Ask a Nurse: What Is Personal Liability Insurance and Should I Get It?

Here are the best information about Do nurses need malpractice insurance voted by readers and compiled and edited by our team, let’s find out

In our Ask a Nurse series, experienced nurses provide an insider look at the nursing profession by answering your questions about nursing careers, degrees, and resources.

What Is Personal Liability Insurance?

Personal liability insurance can help you financially if you are sued by a patient or their family. It is a type of insurance that protects you from claims brought against you and the service you provide as a nurse.

According to the Nurses Service Organization (NSO), the average cost of a nurse’s malpractice claim is $201,916. Some states require nurses to carry personal liability insurance, but for the most part, it is a personal decision.

Personal liability insurance can also be referred to as:

  • Medical malpractice insurance
  • Nursing malpractice insurance
  • Errors and omissions insurance

Why Do Nurses Get Sued?

Nurses get sued for many reasons. Some states allow patients to sue nurses and/or doctors for up to 10 years. One reason nurses are sued is because of negligence that caused harm to a patient or death. Another reason is because of allegations related to the treatment and care provided by the nurse or healthcare team.

Nurses also get sued for:

  • Medication errors
  • Unprofessional conduct
  • Failure to take action
  • Injury

What Are Different Types of Liability Insurances?

You can choose between two types of liability coverage to add to your personal liability insurance. It is up to you to do your research and decide which coverage is best for you. The two types of liability coverage are claims made and occurence based.

Claims-made Insurance Coverage

With claims-made insurance coverage, your insurer will cover claims filed during your policy period with added features such as a retroactive date or an extended-reporting period.

A retroactive date is when a claim is made during your policy period but the incident happened before your policy period. The retroactive feature allows the insurance company to help cover the claim.

An extended-reporting period covers claims during a certain period after your policy coverage has ended. It typically lasts 30-90 days after the policy has ended.

Occurrence-based Insurance Coverage

Occurrence-based insurance coverage is an additional policy that covers you during your policy period regardless of when you file a claim. This type of coverage is pricey because of how long the policy is active.

Additional Insurances

There are different types of liability coverage, too. You may choose to have personal liability insurance and add additional insurances. Others include:

  • Workers’ Compensation Insurance: This covers work-related injuries to help pay for healthcare bills or additional treatment like physical therapy.
  • Commercial Property Insurance: If you own a business as a nurse, commercial property insurance can help protect your home or office. It can also protect medical equipment such as blood pressure machines and monitors.

How to Pick the Right Coverage for You

To pick the right insurance coverage, do your research. You don’t want to pay for coverage that may not be right for you. Ask other nurses which policies they hold and how happy they are with it. To get a policy, most insurance companies will give you a quote, then allow you to pick a policy online or over the phone.

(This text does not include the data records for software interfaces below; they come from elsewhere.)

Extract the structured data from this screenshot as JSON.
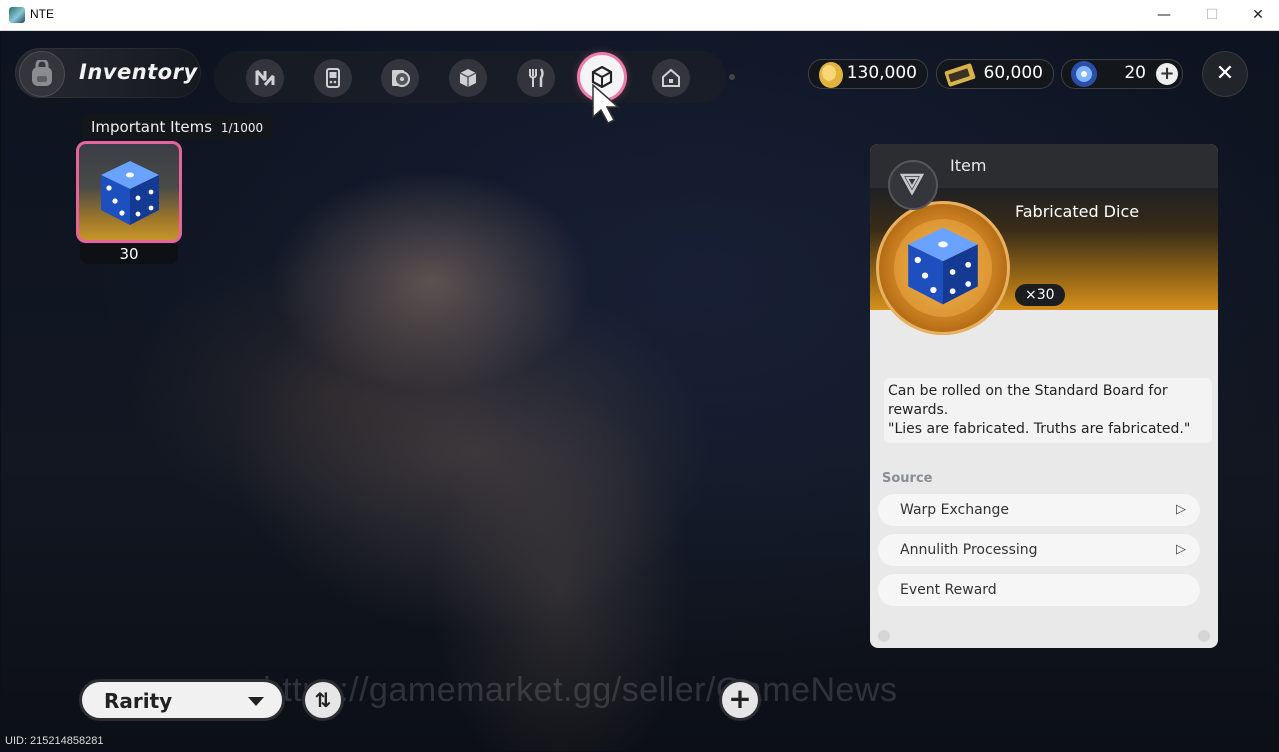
{
  "window": {
    "title": "NTE",
    "minimize": "—",
    "maximize": "☐",
    "close": "✕"
  },
  "header": {
    "inventory_label": "Inventory",
    "tabs": [
      {
        "icon": "n-logo-icon"
      },
      {
        "icon": "gameboy-icon"
      },
      {
        "icon": "disc-icon"
      },
      {
        "icon": "box-icon"
      },
      {
        "icon": "food-icon"
      },
      {
        "icon": "important-item-icon",
        "active": true
      },
      {
        "icon": "home-icon"
      }
    ],
    "currencies": [
      {
        "icon": "gold-coin-icon",
        "value": "130,000"
      },
      {
        "icon": "ticket-icon",
        "value": "60,000"
      },
      {
        "icon": "crystal-icon",
        "value": "20",
        "plus": "+"
      }
    ],
    "close": "✕"
  },
  "section": {
    "label": "Important Items",
    "count": "1/1000"
  },
  "items": [
    {
      "name": "Fabricated Dice",
      "count": "30"
    }
  ],
  "detail": {
    "kind": "Item",
    "name": "Fabricated Dice",
    "qty": "×30",
    "desc_line1": "Can be rolled on the Standard Board for rewards.",
    "desc_line2": "\"Lies are fabricated. Truths are fabricated.\"",
    "source_label": "Source",
    "sources": [
      {
        "label": "Warp Exchange",
        "arrow": true
      },
      {
        "label": "Annulith Processing",
        "arrow": true
      },
      {
        "label": "Event Reward",
        "arrow": false
      }
    ]
  },
  "bottom": {
    "sort_label": "Rarity",
    "sort_toggle": "⇅",
    "add": "+",
    "watermark": "https://gamemarket.gg/seller/GameNews",
    "uid": "UID: 215214858281"
  },
  "colors": {
    "accent_pink": "#e6649b",
    "gold": "#d6901c",
    "panel": "#e9e9ea"
  }
}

According to NSO, the majority of claims resolve for less than $100,000. But 3.1% of claims are paid the total policy limit of $1 million. How much you pay monthly or annually for personal liability insurance varies by insurance company and state.

No one wants to get sued, but it is better to be prepared if it happens. Being sued doesn’t only happen to new nurses either. According to NSO, experienced nurses are more likely to be sued than new nurses. I see personal liability insurance as getting it and then forgetting about it. Just remember to renew when the policy has expired.

In our Ask a Nurse series, experienced nurses provide an insider look at the nursing profession by answering your questions about nursing careers, degrees, and resources.

Related Posts